The use of <greek>FU/SIS</greek> in fifth-century Greek literature, Chicago 1918 and F. Heinimann, Nomos und Physis:
Herkunft und Bedeutung einer Antithese im griechischen Denkens des 5. Jahrhunderts , Basel 1945 (= Darmstadt 1987).
Retrieved From The Databases At
1: Surely vain are all men by nature, who are ignorant of God,
and could not out of the good things that are seen know him that is: neither by considering the works did they acknowledge
the workmaster; < or craftsmanship>
2: But deemed either fire, or wind, or the swift air, or the circle
of the stars, or the violent water, or the lights of heaven, to be the gods which govern the world.
3: With whose
beauty if they being delighted took them to be gods; let them know how much better the Lord of them is: for the first author
of beauty hath created them.
4: But if they were astonished at their power and virtue, let them understand by
them, how much mightier he is that made them.
5: For by the greatness and beauty of the creatures proportionably
the maker of them is seen.
6: But yet for this they are the less to be blamed: for they peradventure err, seeking
God, and desirous to find him.
7: For being conversant in his works they search him diligently, and believe their
sight: because the things are beautiful that are seen.
8: Howbeit neither are they to be pardoned.
For if they were able to know so much, that they could aim at the world; how did they not sooner find out the Lord thereof?
10: But miserable are they, and in dead things is their hope, who call them gods, which are the works of men's
hands, gold and silver, to shew art in, and resemblances of beasts, or a stone good for nothing, the work of an ancient hand<
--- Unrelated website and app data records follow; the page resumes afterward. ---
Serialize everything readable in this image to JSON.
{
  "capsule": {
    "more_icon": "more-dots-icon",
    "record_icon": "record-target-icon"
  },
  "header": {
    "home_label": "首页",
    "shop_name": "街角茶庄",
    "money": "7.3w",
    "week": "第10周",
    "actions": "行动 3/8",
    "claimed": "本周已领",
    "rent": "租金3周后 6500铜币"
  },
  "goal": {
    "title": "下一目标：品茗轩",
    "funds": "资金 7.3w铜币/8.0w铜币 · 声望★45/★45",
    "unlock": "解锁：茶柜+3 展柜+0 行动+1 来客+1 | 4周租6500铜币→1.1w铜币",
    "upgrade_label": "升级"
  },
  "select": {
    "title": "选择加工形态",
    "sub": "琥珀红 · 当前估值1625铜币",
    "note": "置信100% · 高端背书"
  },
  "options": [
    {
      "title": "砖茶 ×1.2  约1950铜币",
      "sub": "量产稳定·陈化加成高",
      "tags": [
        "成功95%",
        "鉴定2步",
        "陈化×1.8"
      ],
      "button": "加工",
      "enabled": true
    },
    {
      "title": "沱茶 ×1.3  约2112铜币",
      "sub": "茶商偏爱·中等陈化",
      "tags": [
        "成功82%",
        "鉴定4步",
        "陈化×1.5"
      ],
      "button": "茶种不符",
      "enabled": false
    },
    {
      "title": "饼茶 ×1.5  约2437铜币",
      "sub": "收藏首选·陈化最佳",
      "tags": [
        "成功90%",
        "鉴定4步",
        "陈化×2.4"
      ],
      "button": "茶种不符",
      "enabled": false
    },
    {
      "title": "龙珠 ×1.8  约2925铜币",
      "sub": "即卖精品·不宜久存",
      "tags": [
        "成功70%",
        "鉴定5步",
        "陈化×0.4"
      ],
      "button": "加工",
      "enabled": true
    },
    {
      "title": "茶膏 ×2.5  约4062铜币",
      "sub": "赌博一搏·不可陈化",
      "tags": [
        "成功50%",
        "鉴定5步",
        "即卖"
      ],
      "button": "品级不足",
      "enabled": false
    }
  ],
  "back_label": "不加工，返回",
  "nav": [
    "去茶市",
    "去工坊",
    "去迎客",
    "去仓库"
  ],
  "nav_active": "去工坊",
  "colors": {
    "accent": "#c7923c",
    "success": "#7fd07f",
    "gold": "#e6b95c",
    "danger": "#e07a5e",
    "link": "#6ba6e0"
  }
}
11: Now a carpenter < or craftsman> that felleth timber, after he hath sawn down
a tree meet for the purpose, and taken off all the bark skillfully round about, and hath wrought it handsomely, and made a
vessel thereof fit for the service of man's life;
12: And after spending the refuse of his work to dress his
meat, hath filled himself;
13: And taking the very refuse among those which served to no use, being a crooked
piece of wood, and full of knots, hath carved it diligently, when he had nothing else to do, and formed it by the skill <
or craftsmanship> of his understanding, and fashioned it to the image of a man;
14: Or made it like some vile
beast, laying it over with vermilion, and with paint colouring it red, and covering every spot therein;
when he had made a convenient room for it, set it in a wall, and made it fast with iron:
16: For he provided
for it that it might not fall, knowing that it was unable to help itself; for it is an image, and hath need of help:
Then maketh he prayer for his goods, for his wife and children, and is not ashamed to speak to that which hath no life.
For health he calleth upon that which is weak: for life prayeth to that which is dead; for aid humbly beseecheth that which
hath least means to help: and for a good journey he asketh of that which cannot set a foot forward:
19: And for
gaining and getting, and for good success of his hands, asketh ability to do of him, that is most unable to do any thing.